The National Security Council (NSC), which is chaired by President Hamid Karzai, also alleged that a Pakistani diplomat was seen scoping out the corridors of the Serena hotel ahead of the Thursday night raid.
Pakistan was the main supporter of the former Taleban regime in Afghanistan, and Afghan officials have long voiced suspicions about connections between the hardline movement and Islamabad's powerful intelligence services.
The NSC said the attack on the hotel, which was carried out by four teenage gunmen and claimed by the Taliban, was in fact the work of "foreign intelligence services" - a phrase normally meant to mean neighbouring Pakistan.
"Witness testimony and preliminary information analysis shows that this terrorist attack was directly executed or carried out by foreign intelligence services outside the country," the council said in a statement.

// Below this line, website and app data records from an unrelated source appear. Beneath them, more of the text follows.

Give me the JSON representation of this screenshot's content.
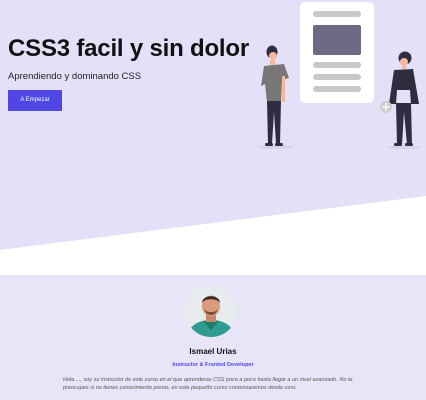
{
  "hero": {
    "title": "CSS3 facil y sin dolor",
    "subtitle": "Aprendiendo y dominando CSS",
    "cta_label": "A Empezar"
  },
  "profile": {
    "name": "Ismael Urias",
    "role": "Instructor & Fronted Developer",
    "bio": "Hola...., soy su instructor de este curso en el que aprenderas CSS poco a poco hasta llegar a un nivel avanzado. No te preocupes si no tienes conocimiento previo, en este pequeño curso comenzaremos desde cero."
  },
  "colors": {
    "accent": "#4f46e5",
    "hero_background": "#e4e0f8",
    "page_background": "#e9e5f8"
  }
}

"Another information of the NDS (National Directorate of Security) shows that earlier when one Pakistani diplomat entered the Kabul-Serena hotel to use its sport club, he filmed the corridors of the hotel which the hotel staff raised objections to," it added.
The NDS is Afghanistan's main intelligence agency.
The victims of Thursday's attack included AFP journalist Sardar Ahmad, his wife and two of their three children, along with another Afghan and four foreigners - two Canadians, an American and a Paraguayan.
The couple's youngest son, two-year-old Abozar, survived with bullet wounds to the head, chest and leg and remained in intensive care on Sunday.
Afghanistan made a similar allegation following a deadly restaurant bombing in Kabul in January that killed 21 people including 13 foreigners.
The latest accusation could damage relations with Pakistan which is battling its own homegrown Taleban insurgency and is seen as crucial to encouraging the Afghan Taleban to open talks.
Many Afghan Taleban leaders seek shelter in Pakistan, and Islamabad's Inter-Services Intelligence (ISI) spy agency is often accused of maintaining ties to the militants to ensure future influence in Afghanistan after US-led NATO troops withdraw.